So, I’m lucky enough now, after three weeks of intensive experimentation with different Linux distributions, to know sort of what I’m looking for in an OS.
2. Ease of use/customization
Bloathi and E17, as well as Kororaa annoyed me a little by their lack of focus. There wasn’t communicated to me a sense of unifying design, which is in abundance in Mint, Ubuntu, Fuduntu, and Chakra, as well as Slitaz, Puppy, and #!.
I’ve settled on Fuduntu and Chakra for now.
I’m comfortable with the Ubuntu and Debian package manager, and their terminal commands, but learning the Fedora commands (for Fuduntu) and the Arch commands (for Chakra) isn’t too different.
I have Mint 12 LXDE running on the small laptop now, and Chakra and LMDE running on the big laptop. I’m likely to remove LMDE. It’s good, but I prefer the functionality of Mint 12 Gnome. Judging from outraged Linux bloggers about a year ago, Gnome 3 was one step forward, two steps back. Well, I guess I like that one step forward, because the Gnome MGSE desktop of Mint 12 was more comfortable for me than the Gnome 2 desktop of LMDE.
LMDE (which I’m typing this in) is very fast and stable, though. I can’t seem to make “tap click” work, which is another thing. Though, really, I only need one OS on this computer. It’s a powerful laptop, so I figure I might as well run Chakra on it.

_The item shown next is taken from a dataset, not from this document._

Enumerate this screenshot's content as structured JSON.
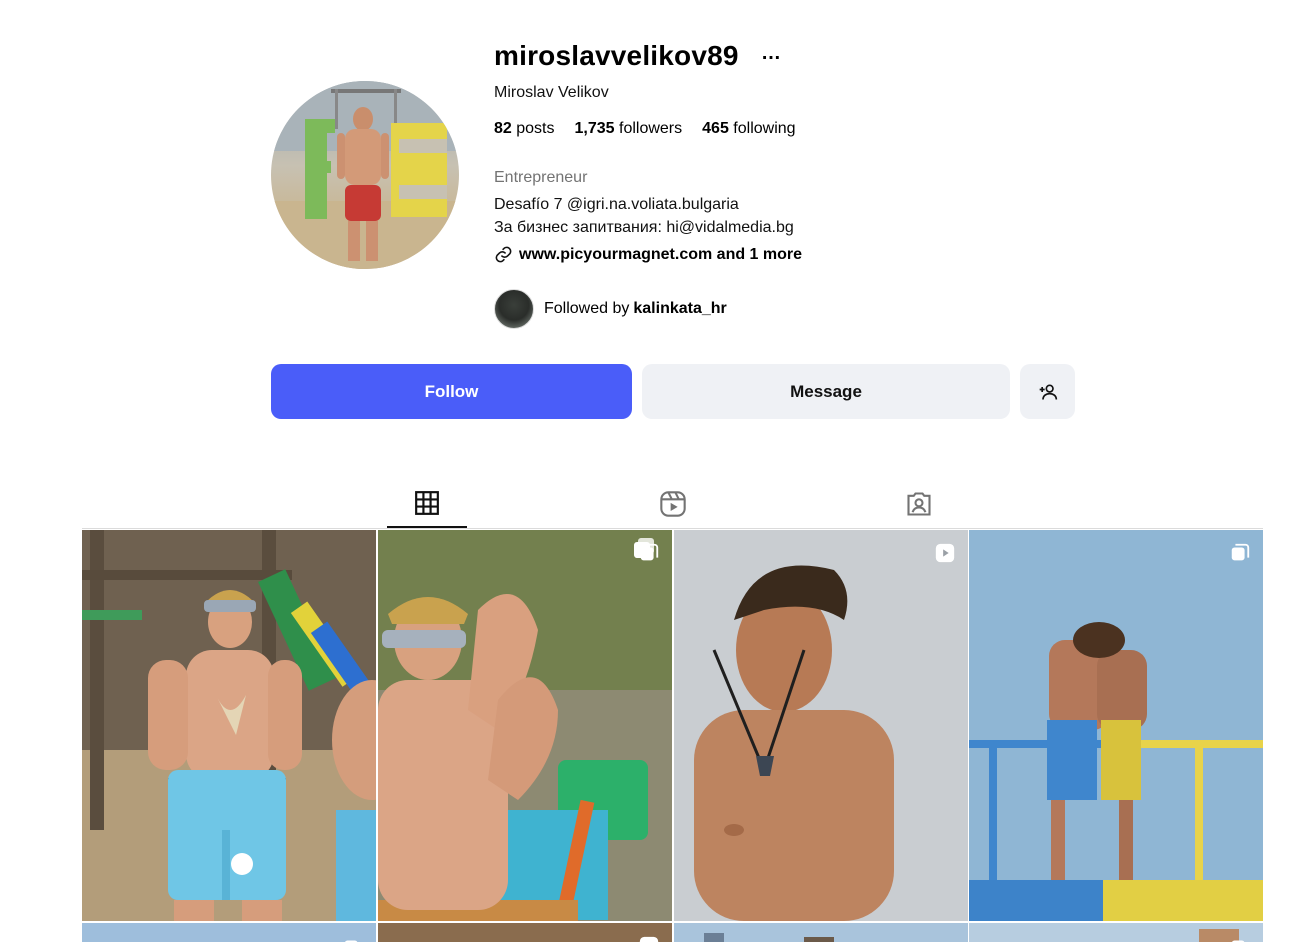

Fuduntu is on my external hard drive. I tried to install it on a USB drive, but one is loaded with Linux ISOs and the other is a tad too small, at 3.7 GB. It was a bit of a trial, but if you tell the bootloader to write to the MBR (not just the boot partition) of the external drive, it works.

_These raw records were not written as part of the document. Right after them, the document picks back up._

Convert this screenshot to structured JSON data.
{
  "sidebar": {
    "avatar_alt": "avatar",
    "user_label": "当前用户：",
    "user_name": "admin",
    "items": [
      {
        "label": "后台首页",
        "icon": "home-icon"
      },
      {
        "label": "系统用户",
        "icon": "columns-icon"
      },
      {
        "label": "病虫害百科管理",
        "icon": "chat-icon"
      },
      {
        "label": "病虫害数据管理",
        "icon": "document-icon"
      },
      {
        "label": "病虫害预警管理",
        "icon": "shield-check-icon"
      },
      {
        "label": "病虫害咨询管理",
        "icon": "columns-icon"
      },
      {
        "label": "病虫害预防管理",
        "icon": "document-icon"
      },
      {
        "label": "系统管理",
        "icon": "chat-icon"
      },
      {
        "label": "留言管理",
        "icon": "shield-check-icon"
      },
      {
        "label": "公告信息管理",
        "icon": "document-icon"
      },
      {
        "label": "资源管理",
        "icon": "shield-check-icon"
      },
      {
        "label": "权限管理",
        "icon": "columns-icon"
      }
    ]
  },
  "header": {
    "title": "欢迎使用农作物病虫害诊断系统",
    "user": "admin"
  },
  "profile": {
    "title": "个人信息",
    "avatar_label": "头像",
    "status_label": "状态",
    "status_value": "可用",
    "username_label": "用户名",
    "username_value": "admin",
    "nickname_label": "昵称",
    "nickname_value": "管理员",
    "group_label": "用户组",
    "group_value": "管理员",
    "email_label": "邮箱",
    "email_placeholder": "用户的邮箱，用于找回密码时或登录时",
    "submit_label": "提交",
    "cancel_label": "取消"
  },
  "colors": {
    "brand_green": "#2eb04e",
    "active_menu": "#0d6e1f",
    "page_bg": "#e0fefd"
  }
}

When Precise Pangolin comes out, I’ll try it out, and probably use the Mint version of it as my main desktop. It’ll be supported until 2017, so it will be comparable to the rolling release distributions I’m using. Rolling release was the reason I wanted to use LMDE, but if I can get Gnome 3/ Unity functionality with the long term support, I think I’ll go that way.

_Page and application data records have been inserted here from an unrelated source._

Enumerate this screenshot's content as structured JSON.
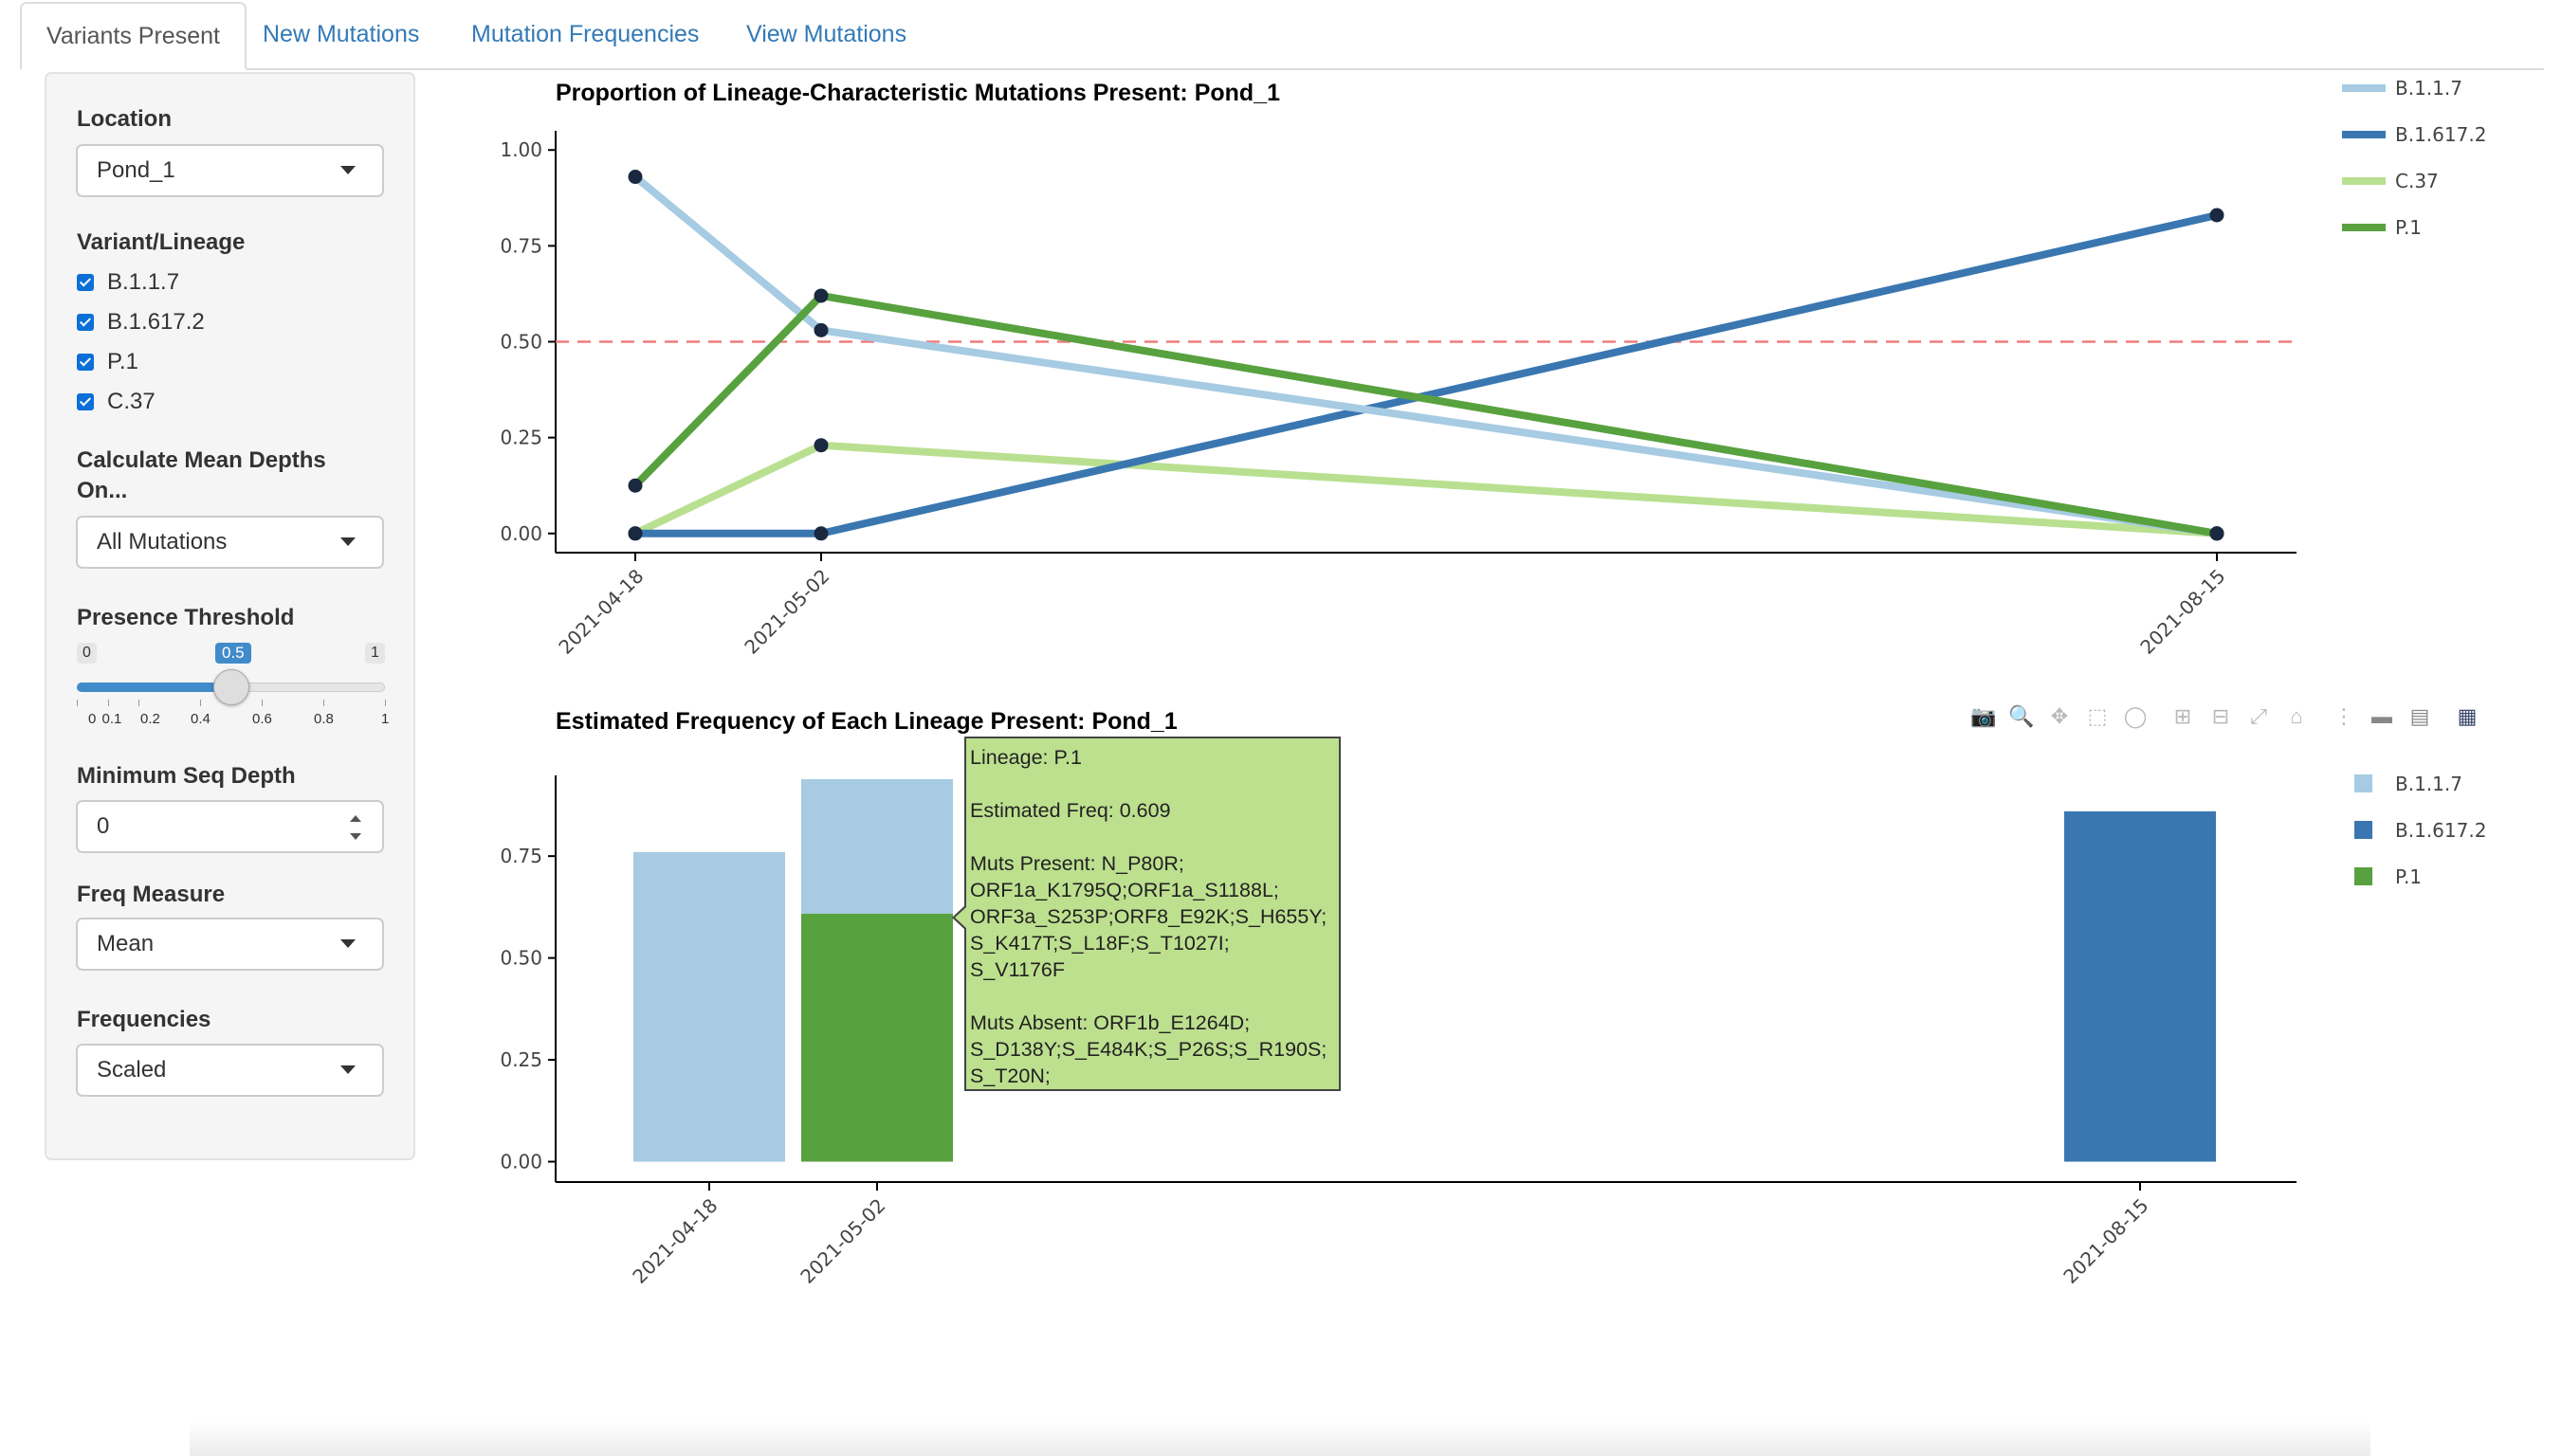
{
  "tabs": [
    {
      "label": "Variants Present",
      "active": true
    },
    {
      "label": "New Mutations",
      "active": false
    },
    {
      "label": "Mutation Frequencies",
      "active": false
    },
    {
      "label": "View Mutations",
      "active": false
    }
  ],
  "sidebar": {
    "location": {
      "label": "Location",
      "value": "Pond_1"
    },
    "variants": {
      "label": "Variant/Lineage",
      "items": [
        {
          "label": "B.1.1.7",
          "checked": true
        },
        {
          "label": "B.1.617.2",
          "checked": true
        },
        {
          "label": "P.1",
          "checked": true
        },
        {
          "label": "C.37",
          "checked": true
        }
      ]
    },
    "mean_depths": {
      "label_line1": "Calculate Mean Depths",
      "label_line2": "On...",
      "value": "All Mutations"
    },
    "threshold": {
      "label": "Presence Threshold",
      "min": "0",
      "max": "1",
      "value": "0.5",
      "value_fraction": 0.5,
      "ticks": [
        "0",
        "0.1",
        "0.2",
        "0.4",
        "0.6",
        "0.8",
        "1"
      ]
    },
    "min_seq_depth": {
      "label": "Minimum Seq Depth",
      "value": "0"
    },
    "freq_measure": {
      "label": "Freq Measure",
      "value": "Mean"
    },
    "frequencies": {
      "label": "Frequencies",
      "value": "Scaled"
    }
  },
  "colors": {
    "B.1.1.7": "#a6cbe2",
    "B.1.617.2": "#3a77b0",
    "C.37": "#b8e090",
    "P.1": "#58a13f",
    "threshold_line": "#ef7d7d",
    "marker": "#1a2840"
  },
  "modebar_icons": [
    "camera-icon",
    "zoom-icon",
    "pan-icon",
    "box-select-icon",
    "lasso-icon",
    "zoom-in-icon",
    "zoom-out-icon",
    "autoscale-icon",
    "reset-axes-icon",
    "spike-lines-icon",
    "hover-closest-icon",
    "hover-compare-icon",
    "plotly-logo-icon"
  ],
  "chart_data": [
    {
      "type": "line",
      "title": "Proportion of Lineage-Characteristic Mutations Present: Pond_1",
      "x": [
        "2021-04-18",
        "2021-05-02",
        "2021-08-15"
      ],
      "y_ticks": [
        "0.00",
        "0.25",
        "0.50",
        "0.75",
        "1.00"
      ],
      "ylim": [
        -0.05,
        1.05
      ],
      "threshold": 0.5,
      "legend_position": "right",
      "legend": [
        "B.1.1.7",
        "B.1.617.2",
        "C.37",
        "P.1"
      ],
      "series": [
        {
          "name": "B.1.1.7",
          "values": [
            0.93,
            0.53,
            0.0
          ]
        },
        {
          "name": "B.1.617.2",
          "values": [
            0.0,
            0.0,
            0.83
          ]
        },
        {
          "name": "C.37",
          "values": [
            0.0,
            0.23,
            0.0
          ]
        },
        {
          "name": "P.1",
          "values": [
            0.125,
            0.62,
            0.0
          ]
        }
      ]
    },
    {
      "type": "bar",
      "stacked": true,
      "title": "Estimated Frequency of Each Lineage Present: Pond_1",
      "x": [
        "2021-04-18",
        "2021-05-02",
        "2021-08-15"
      ],
      "y_ticks": [
        "0.00",
        "0.25",
        "0.50",
        "0.75"
      ],
      "ylim": [
        -0.05,
        0.99
      ],
      "legend_position": "right",
      "legend": [
        "B.1.1.7",
        "B.1.617.2",
        "P.1"
      ],
      "series": [
        {
          "name": "P.1",
          "values": [
            0,
            0.609,
            0
          ]
        },
        {
          "name": "B.1.1.7",
          "values": [
            0.76,
            0.33,
            0
          ]
        },
        {
          "name": "B.1.617.2",
          "values": [
            0,
            0,
            0.86
          ]
        }
      ],
      "tooltip": {
        "lineage": "Lineage: P.1",
        "freq": "Estimated Freq: 0.609",
        "present": "Muts Present: N_P80R;\nORF1a_K1795Q;ORF1a_S1188L;\nORF3a_S253P;ORF8_E92K;S_H655Y;\nS_K417T;S_L18F;S_T1027I;\nS_V1176F",
        "absent": "Muts Absent: ORF1b_E1264D;\nS_D138Y;S_E484K;S_P26S;S_R190S;\nS_T20N;"
      }
    }
  ]
}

Hey, got my Linux setup
So, I’m typing away in Linux Mint “Lisa”, the x86_64 version right now. It’s good. Nice and customized for productivity (I edit, by the way).
I’m using Mint as the main OS, because of stability, ease of customization, and familiarity. The huge repositories don’t hurt, either (Thanks Debian and Ubuntu).
I have Crunchbang on the second HD, along with Chakra and Fuduntu. I like Crunchbang for its snappy response time and the sparseness of it (have to get usb auto-mount working, though).
I fell in love with Chakra from first use. It’s gorgeous and eminently functional (and powerful). Kubuntu was another KDE OS I liked, too, but Chakra is better integrated with KDE. It was a very nice change after testing Kororaa, but that had more to do with the Fedora base than anything else.
Fuduntu. I like their style. What can I say? From their website to the default background the icons they’ve preloaded in the AWN dock. It’s also based on Fedora, but they apparently forked a while ago and have made it more user friendly, and put it on a rolling release schedule (++).
So, yeah. I’ll be doing most of my stuff in Mint, but it’s been a great journey finding different OSs. It was definitely not this easy (Multisystem!) when I tried this two years ago. Ease of access and polished desktops backed by consistent, large, dedicated teams will bring Linux desktops more into the mainstream. Products like LiLi, UNetbootin, and Multisystem help with that for sure (who doesn’t have a USB drive these days?) Broadband internet! And rock-solid releases like OpenSUSE, Ubuntu, Mint, Chakra, Fuduntu, CentOS which are easy to set up for productivity or play are going to appeal a lot to the mainstream Windows or OS X user.